PROVIDED MATERIAL >>
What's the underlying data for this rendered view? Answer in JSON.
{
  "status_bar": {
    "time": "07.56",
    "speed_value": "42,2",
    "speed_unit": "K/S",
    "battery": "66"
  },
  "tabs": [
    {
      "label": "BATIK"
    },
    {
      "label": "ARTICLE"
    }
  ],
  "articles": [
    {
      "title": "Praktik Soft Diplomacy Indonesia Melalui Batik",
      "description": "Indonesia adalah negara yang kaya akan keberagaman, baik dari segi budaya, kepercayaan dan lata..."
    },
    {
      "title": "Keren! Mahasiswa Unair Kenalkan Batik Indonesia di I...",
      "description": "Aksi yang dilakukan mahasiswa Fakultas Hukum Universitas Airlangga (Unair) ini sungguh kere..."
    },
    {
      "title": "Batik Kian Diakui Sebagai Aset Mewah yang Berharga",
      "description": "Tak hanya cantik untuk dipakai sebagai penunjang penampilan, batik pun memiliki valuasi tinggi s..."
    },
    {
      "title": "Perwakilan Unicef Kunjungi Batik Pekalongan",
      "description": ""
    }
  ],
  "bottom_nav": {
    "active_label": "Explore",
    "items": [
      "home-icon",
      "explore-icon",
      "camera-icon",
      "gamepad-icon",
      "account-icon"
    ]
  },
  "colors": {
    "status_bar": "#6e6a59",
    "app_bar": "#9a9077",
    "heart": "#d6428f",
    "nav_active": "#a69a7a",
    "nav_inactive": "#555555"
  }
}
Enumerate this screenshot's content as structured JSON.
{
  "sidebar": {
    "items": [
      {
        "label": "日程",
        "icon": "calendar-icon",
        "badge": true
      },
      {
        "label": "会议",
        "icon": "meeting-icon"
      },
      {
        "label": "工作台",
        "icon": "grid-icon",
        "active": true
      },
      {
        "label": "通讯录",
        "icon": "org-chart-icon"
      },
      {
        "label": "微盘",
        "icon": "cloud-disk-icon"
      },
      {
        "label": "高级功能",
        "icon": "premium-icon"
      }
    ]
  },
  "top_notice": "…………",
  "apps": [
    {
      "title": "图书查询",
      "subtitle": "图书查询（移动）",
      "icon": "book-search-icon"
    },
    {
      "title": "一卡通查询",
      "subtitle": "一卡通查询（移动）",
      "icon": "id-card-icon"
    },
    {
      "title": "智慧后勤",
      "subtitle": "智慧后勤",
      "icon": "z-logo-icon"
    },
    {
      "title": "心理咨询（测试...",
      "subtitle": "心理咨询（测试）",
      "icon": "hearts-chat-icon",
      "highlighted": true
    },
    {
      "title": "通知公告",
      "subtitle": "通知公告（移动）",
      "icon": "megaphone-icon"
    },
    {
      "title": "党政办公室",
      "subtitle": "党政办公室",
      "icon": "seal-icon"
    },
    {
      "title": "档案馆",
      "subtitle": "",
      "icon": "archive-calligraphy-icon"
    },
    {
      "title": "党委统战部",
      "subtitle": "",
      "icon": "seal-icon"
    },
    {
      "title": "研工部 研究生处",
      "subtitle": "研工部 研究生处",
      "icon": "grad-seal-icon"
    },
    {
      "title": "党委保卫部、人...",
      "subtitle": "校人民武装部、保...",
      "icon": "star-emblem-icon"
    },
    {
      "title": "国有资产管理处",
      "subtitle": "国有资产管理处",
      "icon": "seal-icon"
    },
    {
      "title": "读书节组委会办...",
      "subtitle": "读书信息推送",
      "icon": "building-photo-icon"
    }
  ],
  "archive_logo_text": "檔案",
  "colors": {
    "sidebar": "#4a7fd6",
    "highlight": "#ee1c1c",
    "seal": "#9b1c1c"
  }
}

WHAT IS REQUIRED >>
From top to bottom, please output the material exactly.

YOUR SOLUTION >>
What's the underlying data for this rendered view? Answer in JSON.
{
  "status_bar": {
    "time": "07.56",
    "speed_value": "42,2",
    "speed_unit": "K/S",
    "battery": "66"
  },
  "tabs": [
    {
      "label": "BATIK"
    },
    {
      "label": "ARTICLE"
    }
  ],
  "articles": [
    {
      "title": "Praktik Soft Diplomacy Indonesia Melalui Batik",
      "description": "Indonesia adalah negara yang kaya akan keberagaman, baik dari segi budaya, kepercayaan dan lata..."
    },
    {
      "title": "Keren! Mahasiswa Unair Kenalkan Batik Indonesia di I...",
      "description": "Aksi yang dilakukan mahasiswa Fakultas Hukum Universitas Airlangga (Unair) ini sungguh kere..."
    },
    {
      "title": "Batik Kian Diakui Sebagai Aset Mewah yang Berharga",
      "description": "Tak hanya cantik untuk dipakai sebagai penunjang penampilan, batik pun memiliki valuasi tinggi s..."
    },
    {
      "title": "Perwakilan Unicef Kunjungi Batik Pekalongan",
      "description": ""
    }
  ],
  "bottom_nav": {
    "active_label": "Explore",
    "items": [
      "home-icon",
      "explore-icon",
      "camera-icon",
      "gamepad-icon",
      "account-icon"
    ]
  },
  "colors": {
    "status_bar": "#6e6a59",
    "app_bar": "#9a9077",
    "heart": "#d6428f",
    "nav_active": "#a69a7a",
    "nav_inactive": "#555555"
  }
}
Enumerate this screenshot's content as structured JSON.
{
  "sidebar": {
    "items": [
      {
        "label": "日程",
        "icon": "calendar-icon",
        "badge": true
      },
      {
        "label": "会议",
        "icon": "meeting-icon"
      },
      {
        "label": "工作台",
        "icon": "grid-icon",
        "active": true
      },
      {
        "label": "通讯录",
        "icon": "org-chart-icon"
      },
      {
        "label": "微盘",
        "icon": "cloud-disk-icon"
      },
      {
        "label": "高级功能",
        "icon": "premium-icon"
      }
    ]
  },
  "top_notice": "…………",
  "apps": [
    {
      "title": "图书查询",
      "subtitle": "图书查询（移动）",
      "icon": "book-search-icon"
    },
    {
      "title": "一卡通查询",
      "subtitle": "一卡通查询（移动）",
      "icon": "id-card-icon"
    },
    {
      "title": "智慧后勤",
      "subtitle": "智慧后勤",
      "icon": "z-logo-icon"
    },
    {
      "title": "心理咨询（测试...",
      "subtitle": "心理咨询（测试）",
      "icon": "hearts-chat-icon",
      "highlighted": true
    },
    {
      "title": "通知公告",
      "subtitle": "通知公告（移动）",
      "icon": "megaphone-icon"
    },
    {
      "title": "党政办公室",
      "subtitle": "党政办公室",
      "icon": "seal-icon"
    },
    {
      "title": "档案馆",
      "subtitle": "",
      "icon": "archive-calligraphy-icon"
    },
    {
      "title": "党委统战部",
      "subtitle": "",
      "icon": "seal-icon"
    },
    {
      "title": "研工部 研究生处",
      "subtitle": "研工部 研究生处",
      "icon": "grad-seal-icon"
    },
    {
      "title": "党委保卫部、人...",
      "subtitle": "校人民武装部、保...",
      "icon": "star-emblem-icon"
    },
    {
      "title": "国有资产管理处",
      "subtitle": "国有资产管理处",
      "icon": "seal-icon"
    },
    {
      "title": "读书节组委会办...",
      "subtitle": "读书信息推送",
      "icon": "building-photo-icon"
    }
  ],
  "archive_logo_text": "檔案",
  "colors": {
    "sidebar": "#4a7fd6",
    "highlight": "#ee1c1c",
    "seal": "#9b1c1c"
  }
}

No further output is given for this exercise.